Dataset rows describing interfaces:
::::
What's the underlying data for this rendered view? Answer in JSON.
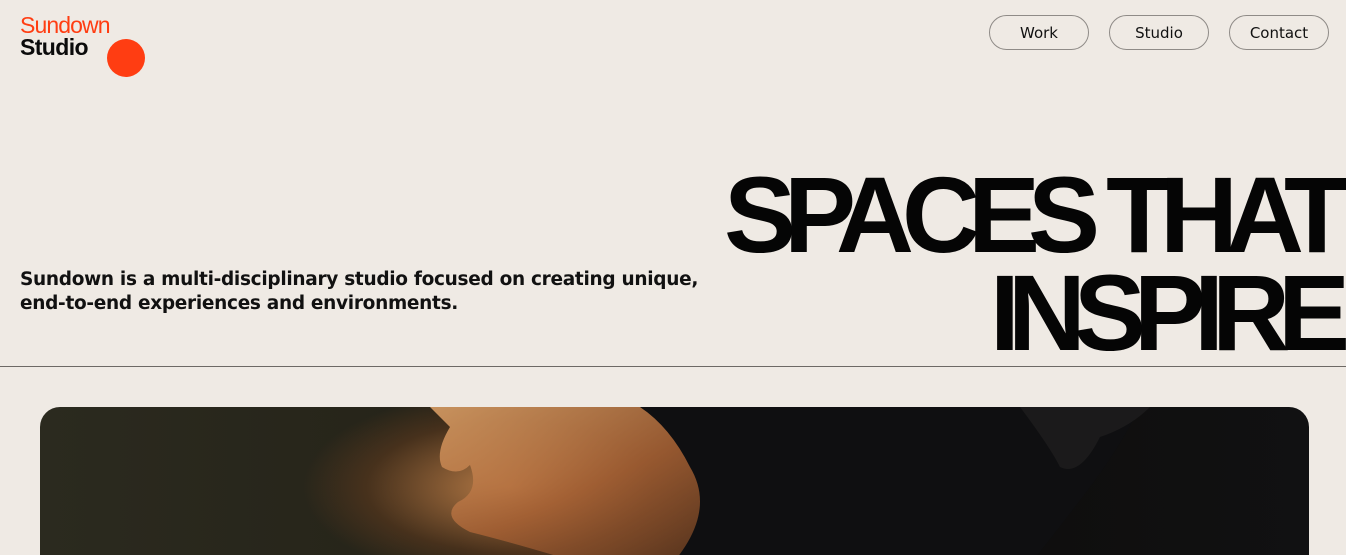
{
  "logo": {
    "line1": "Sundown",
    "line2": "Studio",
    "accent_color": "#ff3d12"
  },
  "nav": {
    "items": [
      {
        "label": "Work"
      },
      {
        "label": "Studio"
      },
      {
        "label": "Contact"
      }
    ]
  },
  "intro": {
    "text": "Sundown is a multi-disciplinary studio focused on creating unique, end-to-end experiences and environments."
  },
  "headline": {
    "line1": "SPACES THAT",
    "line2": "INSPIRE"
  },
  "hero": {
    "image": "portrait-photo",
    "description_icon": "face-profile-photo"
  },
  "colors": {
    "background": "#efeae4",
    "text": "#0b0b0b",
    "accent": "#ff3d12"
  }
}
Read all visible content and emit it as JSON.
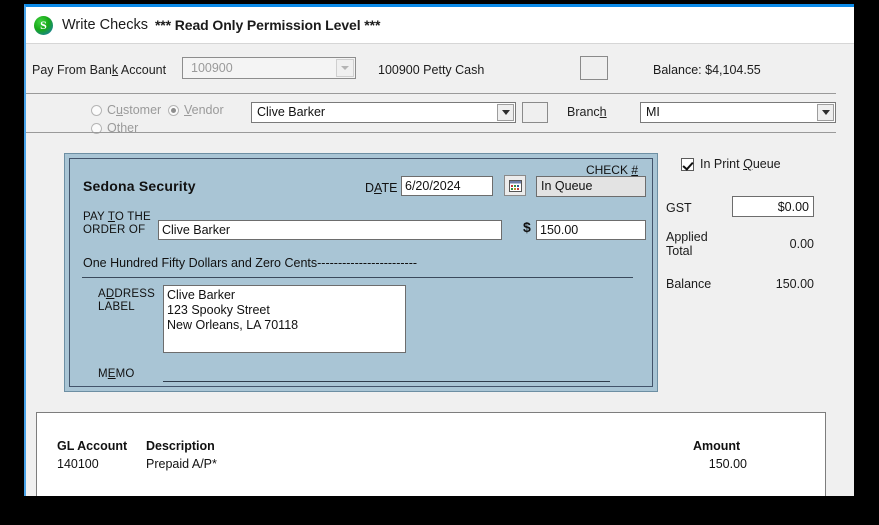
{
  "window": {
    "app_icon": "sedona-s-icon",
    "title": "Write Checks",
    "readonly_banner": "*** Read Only Permission Level ***"
  },
  "header": {
    "pay_from_label_pre": "Pay From Ban",
    "pay_from_label_accel": "k",
    "pay_from_label_post": " Account",
    "bank_account_value": "100900",
    "bank_account_name": "100900 Petty Cash",
    "balance_text": "Balance: $4,104.55"
  },
  "payee_type": {
    "customer_pre": "C",
    "customer_accel": "u",
    "customer_post": "stomer",
    "vendor_pre": "",
    "vendor_accel": "V",
    "vendor_post": "endor",
    "other": "Other",
    "selected": "Vendor"
  },
  "vendor": {
    "value": "Clive Barker"
  },
  "branch": {
    "label_pre": "Branc",
    "label_accel": "h",
    "value": "MI"
  },
  "check": {
    "company_name": "Sedona Security",
    "date_label_pre": "D",
    "date_label_accel": "A",
    "date_label_post": "TE",
    "date_value": "6/20/2024",
    "calendar_icon": "calendar-icon",
    "check_number_label_pre": "CHECK ",
    "check_number_label_accel": "#",
    "check_number_value": "In Queue",
    "pay_to_line1_pre": "PAY ",
    "pay_to_line1_accel": "T",
    "pay_to_line1_post": "O THE",
    "pay_to_line2": "ORDER OF",
    "payee_value": "Clive Barker",
    "currency_symbol": "$",
    "amount_value": "150.00",
    "amount_words": "One Hundred Fifty Dollars and Zero Cents------------------------",
    "address_label_pre": "A",
    "address_label_accel": "D",
    "address_label_post": "DRESS",
    "address_label_line2": "LABEL",
    "address_value": "Clive Barker\n123 Spooky Street\nNew Orleans, LA  70118",
    "memo_label_pre": "M",
    "memo_label_accel": "E",
    "memo_label_post": "MO",
    "memo_value": ""
  },
  "side_panel": {
    "print_queue_pre": "In Print ",
    "print_queue_accel": "Q",
    "print_queue_post": "ueue",
    "print_queue_checked": true,
    "gst_label": "GST",
    "gst_value": "$0.00",
    "applied_label_line1": "Applied",
    "applied_label_line2": "Total",
    "applied_value": "0.00",
    "balance_label": "Balance",
    "balance_value": "150.00"
  },
  "grid": {
    "columns": [
      "GL Account",
      "Description",
      "Amount"
    ],
    "rows": [
      {
        "gl_account": "140100",
        "description": "Prepaid A/P*",
        "amount": "150.00"
      }
    ]
  },
  "colors": {
    "check_bg": "#a9c5d5",
    "window_bg": "#f0f0f0",
    "accent_blue": "#0b8ae8",
    "frame_black": "#000000"
  }
}
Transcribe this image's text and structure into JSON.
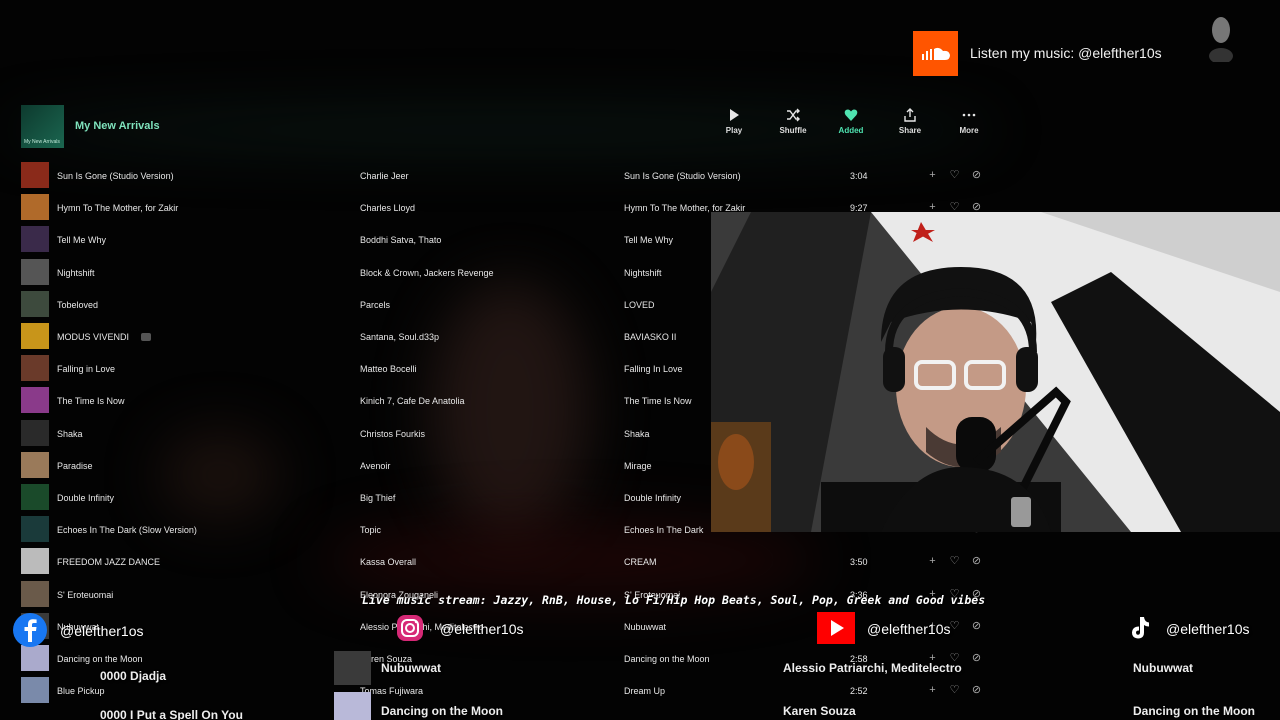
{
  "soundcloud": {
    "text": "Listen my music: @elefther10s",
    "icon": "soundcloud-icon",
    "color": "#ff5500"
  },
  "playlist": {
    "title": "My New Arrivals",
    "thumb_text": "My New Arrivals"
  },
  "actions": [
    {
      "label": "Play",
      "icon": "play-icon"
    },
    {
      "label": "Shuffle",
      "icon": "shuffle-icon"
    },
    {
      "label": "Added",
      "icon": "heart-icon"
    },
    {
      "label": "Share",
      "icon": "share-icon"
    },
    {
      "label": "More",
      "icon": "more-icon"
    }
  ],
  "accent_color": "#4fe3b0",
  "tracks": [
    {
      "title": "Sun Is Gone (Studio Version)",
      "artist": "Charlie Jeer",
      "album": "Sun Is Gone (Studio Version)",
      "duration": "3:04",
      "color": "#8a2a1a"
    },
    {
      "title": "Hymn To The Mother, for Zakir",
      "artist": "Charles Lloyd",
      "album": "Hymn To The Mother, for Zakir",
      "duration": "9:27",
      "color": "#b06a2a"
    },
    {
      "title": "Tell Me Why",
      "artist": "Boddhi Satva, Thato",
      "album": "Tell Me Why",
      "duration": "",
      "color": "#3a2a4a"
    },
    {
      "title": "Nightshift",
      "artist": "Block & Crown, Jackers Revenge",
      "album": "Nightshift",
      "duration": "",
      "color": "#555555"
    },
    {
      "title": "Tobeloved",
      "artist": "Parcels",
      "album": "LOVED",
      "duration": "",
      "color": "#3d4a3d"
    },
    {
      "title": "MODUS VIVENDI",
      "artist": "Santana, Soul.d33p",
      "album": "BAVIASKO II",
      "duration": "",
      "color": "#c8951a"
    },
    {
      "title": "Falling in Love",
      "artist": "Matteo Bocelli",
      "album": "Falling In Love",
      "duration": "",
      "color": "#6a3a2a"
    },
    {
      "title": "The Time Is Now",
      "artist": "Kinich 7, Cafe De Anatolia",
      "album": "The Time Is Now",
      "duration": "",
      "color": "#8a3a8a"
    },
    {
      "title": "Shaka",
      "artist": "Christos Fourkis",
      "album": "Shaka",
      "duration": "",
      "color": "#2a2a2a"
    },
    {
      "title": "Paradise",
      "artist": "Avenoir",
      "album": "Mirage",
      "duration": "",
      "color": "#9a7a5a"
    },
    {
      "title": "Double Infinity",
      "artist": "Big Thief",
      "album": "Double Infinity",
      "duration": "",
      "color": "#1a4a2a"
    },
    {
      "title": "Echoes In The Dark (Slow Version)",
      "artist": "Topic",
      "album": "Echoes In The Dark",
      "duration": "",
      "color": "#1a3a3a"
    },
    {
      "title": "FREEDOM JAZZ DANCE",
      "artist": "Kassa Overall",
      "album": "CREAM",
      "duration": "3:50",
      "color": "#bbbbbb"
    },
    {
      "title": "S' Eroteuomai",
      "artist": "Eleonora Zouganeli",
      "album": "S' Eroteuomai",
      "duration": "3:36",
      "color": "#6a5a4a"
    },
    {
      "title": "Nubuwwat",
      "artist": "Alessio Patriarchi, Meditelectro",
      "album": "Nubuwwat",
      "duration": "",
      "color": "#3a3a3a"
    },
    {
      "title": "Dancing on the Moon",
      "artist": "Karen Souza",
      "album": "Dancing on the Moon",
      "duration": "",
      "color": "#aaaacc"
    },
    {
      "title": "Blue Pickup",
      "artist": "Tomas Fujiwara",
      "album": "Dream Up",
      "duration": "2:52",
      "color": "#7a8aaa"
    }
  ],
  "partial_duration_1": "2:58",
  "tagline": "Live music stream: Jazzy, RnB, House, Lo Fi/Hip Hop Beats, Soul, Pop, Greek and Good vibes",
  "socials": [
    {
      "name": "facebook-icon",
      "handle": "@elefther1os",
      "color": "#1877f2"
    },
    {
      "name": "instagram-icon",
      "handle": "@elefther10s",
      "color": "#d62976"
    },
    {
      "name": "youtube-icon",
      "handle": "@elefther10s",
      "color": "#ff0000"
    },
    {
      "name": "tiktok-icon",
      "handle": "@elefther10s",
      "color": "#ffffff"
    }
  ],
  "overlay": {
    "left_line1": "0000 Djadja",
    "left_line2": "0000 I Put a Spell On You",
    "mid_title1": "Nubuwwat",
    "mid_title2": "Dancing on the Moon",
    "right_artist1": "Alessio Patriarchi, Meditelectro",
    "right_artist2": "Karen Souza",
    "far_right1": "Nubuwwat",
    "far_right2": "Dancing on the Moon"
  }
}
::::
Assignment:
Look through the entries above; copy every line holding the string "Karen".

Response box:
      "artist": "Karen Souza",
    "right_artist2": "Karen Souza",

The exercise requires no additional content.